Early 2018 Midterm Election Results in California and Impacts to Our Community Colleges

By Larry Galizio, Ph.D.
President & CEO, Community College League of California 

Wednesday, November 7, 2018

Recognizing that results are still coming in, the League offers a brief recap of some of the 2018 midterm election results and what it will likely mean for our sector.

With strong majorities in the California Legislature, we anticipate Governor-elect Gavin Newsom to pursue several of his signature education initiatives that he refers to as “cradle-to-career,” including:

  • Universal pre-school
  • Increased funding for all sectors of public education—referring to Proposition 98 as a floor and not a ceiling
  • Expansion of the Promise Program and tuition-free community college
  • Creation of a statewide higher education coordinating body
  • Release of more of Proposition 51’s (2016) $2 billion in bond funds for community college capital projects
  • Expansion of Cal Grant B Access Awards for community college students, and perhaps more meaningful and significant investments in recognition of the burden of non-tuition costs for community college students

In addition to strong Democratic majorities in Sacramento and an estimated $13.8 billion rainy-day fund, the potential for substantially increased spending on his campaign priorities exist. However, Governor-elect Newsom’s competing priorities, the state’s pension obligations, and the inevitable economic downturn include some of the known mitigating factors and countervailing forces Governor-elect Newsom and the Democratic majority will have to confront.

While it’s premature to identify State Legislative Committee assignments, we do not anticipate much change among the Committee Chairs.
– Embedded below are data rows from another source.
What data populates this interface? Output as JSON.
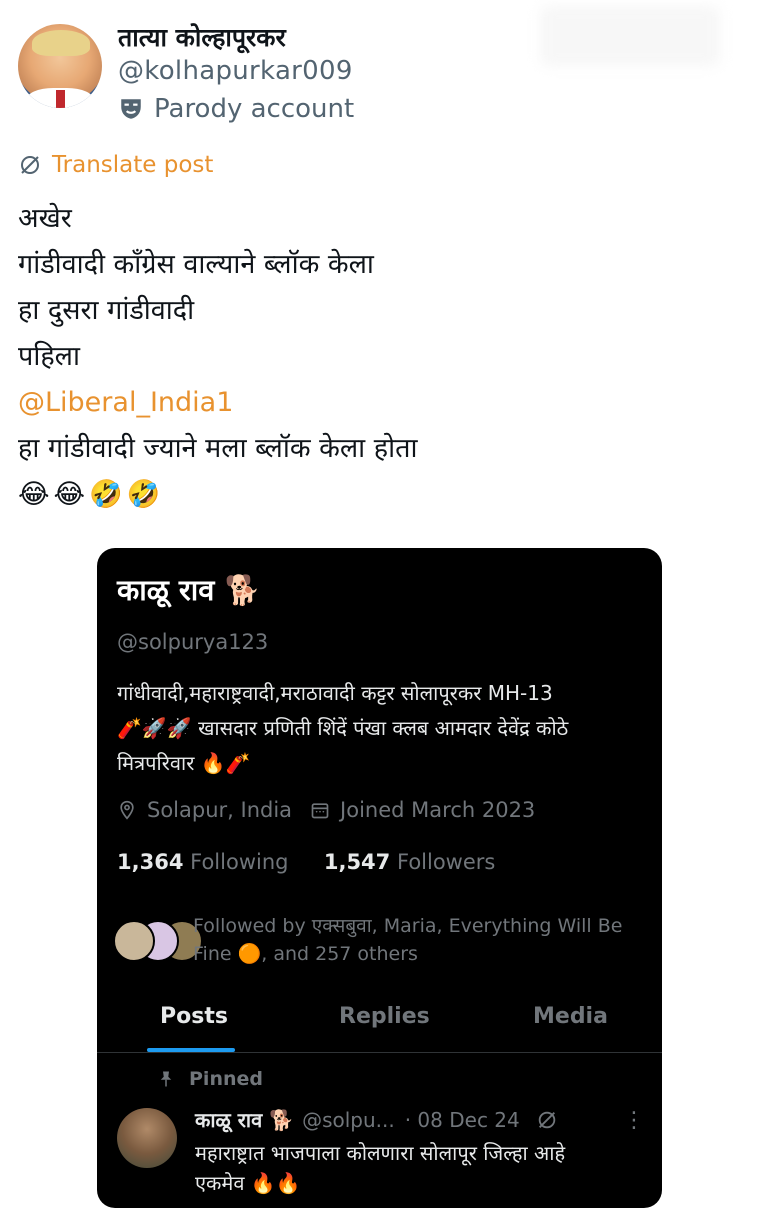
{
  "post": {
    "author_name": "तात्या कोल्हापूरकर",
    "author_handle": "@kolhapurkar009",
    "account_label": "Parody account",
    "translate_label": "Translate post",
    "lines": [
      "अखेर",
      "गांडीवादी कॉंग्रेस वाल्याने ब्लॉक केला",
      "हा दुसरा गांडीवादी",
      "पहिला"
    ],
    "mention": "@Liberal_India1",
    "after_mention": "हा गांडीवादी ज्याने मला ब्लॉक केला होता",
    "emojis": "😂😂🤣🤣",
    "colors": {
      "accent": "#e8922f",
      "secondary_text": "#536471"
    }
  },
  "profile_card": {
    "name": "काळू राव 🐕",
    "handle": "@solpurya123",
    "bio_lines": [
      "गांधीवादी,महाराष्ट्रवादी,मराठावादी  कट्टर सोलापूरकर MH-13",
      "🧨🚀🚀 खासदार प्रणिती शिंदें पंखा क्लब  आमदार देवेंद्र कोठे",
      "मित्रपरिवार 🔥🧨"
    ],
    "location": "Solapur, India",
    "joined": "Joined March 2023",
    "following_count": "1,364",
    "following_label": "Following",
    "followers_count": "1,547",
    "followers_label": "Followers",
    "followed_by": "Followed by एक्सबुवा, Maria, Everything Will Be Fine 🟠, and 257 others",
    "tabs": [
      "Posts",
      "Replies",
      "Media"
    ],
    "active_tab": "Posts",
    "pinned_label": "Pinned",
    "pinned_tweet": {
      "name": "काळू राव 🐕",
      "handle": "@solpu...",
      "date": "· 08 Dec 24",
      "text_lines": [
        "महाराष्ट्रात भाजपाला कोलणारा सोलापूर जिल्हा आहे",
        "एकमेव 🔥🔥"
      ]
    },
    "colors": {
      "background": "#000000",
      "tab_underline": "#1d9bf0",
      "muted": "#71767b"
    }
  }
}
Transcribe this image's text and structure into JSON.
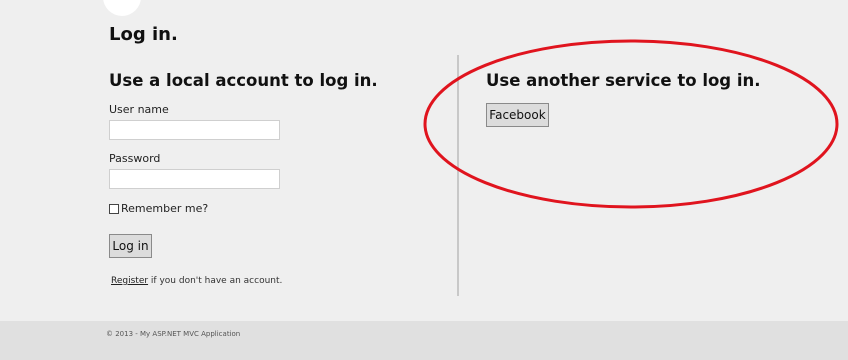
{
  "page": {
    "title": "Log in."
  },
  "local_login": {
    "heading": "Use a local account to log in.",
    "username_label": "User name",
    "username_value": "",
    "password_label": "Password",
    "password_value": "",
    "remember_label": "Remember me?",
    "remember_checked": false,
    "submit_label": "Log in",
    "register_link": "Register",
    "register_suffix": " if you don't have an account."
  },
  "external_login": {
    "heading": "Use another service to log in.",
    "facebook_label": "Facebook"
  },
  "footer": {
    "text": "© 2013 - My ASP.NET MVC Application"
  },
  "annotation": {
    "shape": "ellipse",
    "color": "#e0141e"
  }
}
We believe that Senator Anthony Portantino (Appropriations), Senator Ben Allen (Education), Assemblymember Lorena Gonzalez Fletcher (Appropriations), Assemblymember Jose Medina (Higher Education), Assemblymember Patrick O’Donnell (Education), Assemblymember Kevin McCarty (Education Finance), and Senate President pro Tempore Atkins, and Assembly Speaker Rendon are likely to remain in their leadership roles affecting public education policy and budgeting.

At the time of this writing, the race for State Superintendent of Public Instruction was too close to call, however, if Marshall Tuck emerges victorious it may lead Governor-elect Newsom to reinstate an education cabinet position that Governor Brown chose not to fill.

League staff will be following up with more detailed analyses and descriptions of the post-2018 midterm election policy landscape. We urge you to stay tuned for forthcoming League-produced analyses of the 2018 Midterm Election results and its impact on the state and national environment in which we advance California’s indispensable community college mission.

Larry Galizio is the President & CEO of the Community College League of California.